Reviewed by May
Favorite Quote: “Do your worst,” she said lightly, “but I must warn you, a lady never surrenders.”
“We’ll see about that,” he murmured before seizing her mouth in a hot kiss.
The youngest of five, Lady Celia is the last to remain unwed and has just two months to find and marry a man. Her grandmother issued an ultimatum that they all marry within the year or be cut from her will, and she has no intention of making an exception for the pistol packing youngest of the hellions.
Jackson Pinter has been investigating the suspicious death of Celia’s parents and we have gotten to see the tension between these two in the previous books, indeed, the pairing of the Bow Street runner and Lady Celia is one that could be predicted early on in the series. Celia calls upon Pinter to investigate her suitors – she doesn’t want to marry someone after her fortune or hiding any great secrets after all. This forces the pair to converse more, and for “Proper Pinter” (her nickname for Jackson) to reveal some of his true feelings.
The main conflict in this book is the pride of these two main characters. Celia is an heiress, and doesn’t want to marry someone after her fortune, but rather someone who wants her for herself. Jackson does not want to marry Celia because he feels she will not suit to his lifestyle (as a mere Bow Street runner his station is much below hers) and he does not like the idea of living off her inheritance either. He also worries that she will think him a fortune hunter, not a man who is wildly attracted to her.
“Some of us cannot live on our family’s fortune, my lady.”
“While some of us are very fond of biting the hand that feeds them.” If he could throw her past words at her, then she could throw back what he’d said to her months ago.
She was surprised when a reluctant smile tugged at his lips. “A hit direct, madam. Perhaps I should get out of the line of fire while I still have my head.”
“Perhaps you should refrain from putting yourself in the line of fire in the first place,” she quipped. “An officer of the law ought to know better.”
While Jackson Pinter is below her socially, it doesn’t seem totally unbelievable for these two to marry. After all – her own grandmother ran a brewery that is where the family fortune comes from! Not only is Pinter shown repeatedly to be a good man of excellent character and a friend to her brothers, but he is perhaps the only man who can stand up and hold his own with the wild Celia. I enjoyed that he is a ‘good guy’ hero and in no need of reforming, but I grew tired of him thinking and talking about how she would have to give up so much, and that he didn’t know if she could handle being his wife.
Celia acts predictably as well, but I still found her quite enjoyable. She is strong yet insecure, and was a beautifully crafted character.
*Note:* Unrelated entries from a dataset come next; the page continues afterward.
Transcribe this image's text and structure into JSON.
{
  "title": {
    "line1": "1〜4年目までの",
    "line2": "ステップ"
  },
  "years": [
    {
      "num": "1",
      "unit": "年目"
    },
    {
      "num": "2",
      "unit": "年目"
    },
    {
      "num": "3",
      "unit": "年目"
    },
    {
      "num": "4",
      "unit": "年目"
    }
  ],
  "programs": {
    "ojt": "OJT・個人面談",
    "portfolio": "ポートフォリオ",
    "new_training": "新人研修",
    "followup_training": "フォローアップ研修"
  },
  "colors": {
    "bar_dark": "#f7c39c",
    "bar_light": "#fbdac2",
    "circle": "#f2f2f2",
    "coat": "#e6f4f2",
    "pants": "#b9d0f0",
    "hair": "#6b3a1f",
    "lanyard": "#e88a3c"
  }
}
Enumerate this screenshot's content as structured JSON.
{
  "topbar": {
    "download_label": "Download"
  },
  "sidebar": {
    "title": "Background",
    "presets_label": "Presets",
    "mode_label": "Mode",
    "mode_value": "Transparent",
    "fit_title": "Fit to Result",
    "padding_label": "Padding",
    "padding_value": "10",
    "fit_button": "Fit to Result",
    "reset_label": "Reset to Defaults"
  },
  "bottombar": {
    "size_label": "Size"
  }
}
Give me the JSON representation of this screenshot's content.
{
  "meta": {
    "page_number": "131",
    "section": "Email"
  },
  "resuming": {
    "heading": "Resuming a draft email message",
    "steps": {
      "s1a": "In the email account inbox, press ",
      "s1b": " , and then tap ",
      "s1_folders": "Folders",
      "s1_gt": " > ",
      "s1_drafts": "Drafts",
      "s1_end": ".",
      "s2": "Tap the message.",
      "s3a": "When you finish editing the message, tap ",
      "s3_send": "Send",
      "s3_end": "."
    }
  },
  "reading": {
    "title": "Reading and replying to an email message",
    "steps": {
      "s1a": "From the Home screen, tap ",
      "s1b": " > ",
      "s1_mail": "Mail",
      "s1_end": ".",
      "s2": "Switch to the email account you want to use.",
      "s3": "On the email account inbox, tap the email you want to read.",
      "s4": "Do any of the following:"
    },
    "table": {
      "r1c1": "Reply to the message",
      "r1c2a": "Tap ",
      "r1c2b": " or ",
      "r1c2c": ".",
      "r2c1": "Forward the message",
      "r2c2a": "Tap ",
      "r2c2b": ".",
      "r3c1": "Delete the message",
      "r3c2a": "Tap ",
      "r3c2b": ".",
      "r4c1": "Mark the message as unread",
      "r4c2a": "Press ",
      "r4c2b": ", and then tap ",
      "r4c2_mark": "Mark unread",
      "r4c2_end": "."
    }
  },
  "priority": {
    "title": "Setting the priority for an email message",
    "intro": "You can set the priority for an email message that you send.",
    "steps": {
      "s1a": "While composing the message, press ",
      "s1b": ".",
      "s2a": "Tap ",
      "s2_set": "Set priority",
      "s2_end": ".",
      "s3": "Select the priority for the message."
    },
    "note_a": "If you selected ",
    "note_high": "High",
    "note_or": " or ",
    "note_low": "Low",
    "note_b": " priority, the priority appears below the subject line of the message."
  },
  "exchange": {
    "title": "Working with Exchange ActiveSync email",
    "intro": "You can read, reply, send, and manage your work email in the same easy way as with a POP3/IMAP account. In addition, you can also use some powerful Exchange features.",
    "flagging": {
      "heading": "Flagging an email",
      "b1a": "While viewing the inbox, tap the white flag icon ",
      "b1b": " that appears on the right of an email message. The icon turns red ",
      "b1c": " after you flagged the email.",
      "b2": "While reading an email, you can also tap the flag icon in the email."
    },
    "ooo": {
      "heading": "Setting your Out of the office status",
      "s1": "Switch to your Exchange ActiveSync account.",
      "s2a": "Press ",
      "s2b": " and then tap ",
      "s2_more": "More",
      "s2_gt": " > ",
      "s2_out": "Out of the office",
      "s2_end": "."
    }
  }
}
I really liked the scenes with her brothers and how she bests them in all things guns, including having newer, fancier ones than most men and knowing how to use them! Yet with all her skill and intelligence, she has never felt attractive or pursued, and it was a pleasure to watch her fall in love and realize that Jackson Pinter was cold and proper towards her because he is so very attracted to her and cannot otherwise control himself.
The wrap-up of the murder plot that has stretched across the five novels in this series is cleaned up neatly and with almost no effort on the part of our characters. It all just comes together rather suddenly, and felt added on rather than woven into this story. It was disappointing, and the stubborn pride of both main characters went from charming to annoying towards the end of the novel for me as well.
While it didn’t hit a high mark for me like the previous novel, it was still a very enjoyable and entertaining read. I enjoyed the small parts the siblings played throughout, and that this could easily be read as a stand-alone or out of order from the other books in the series.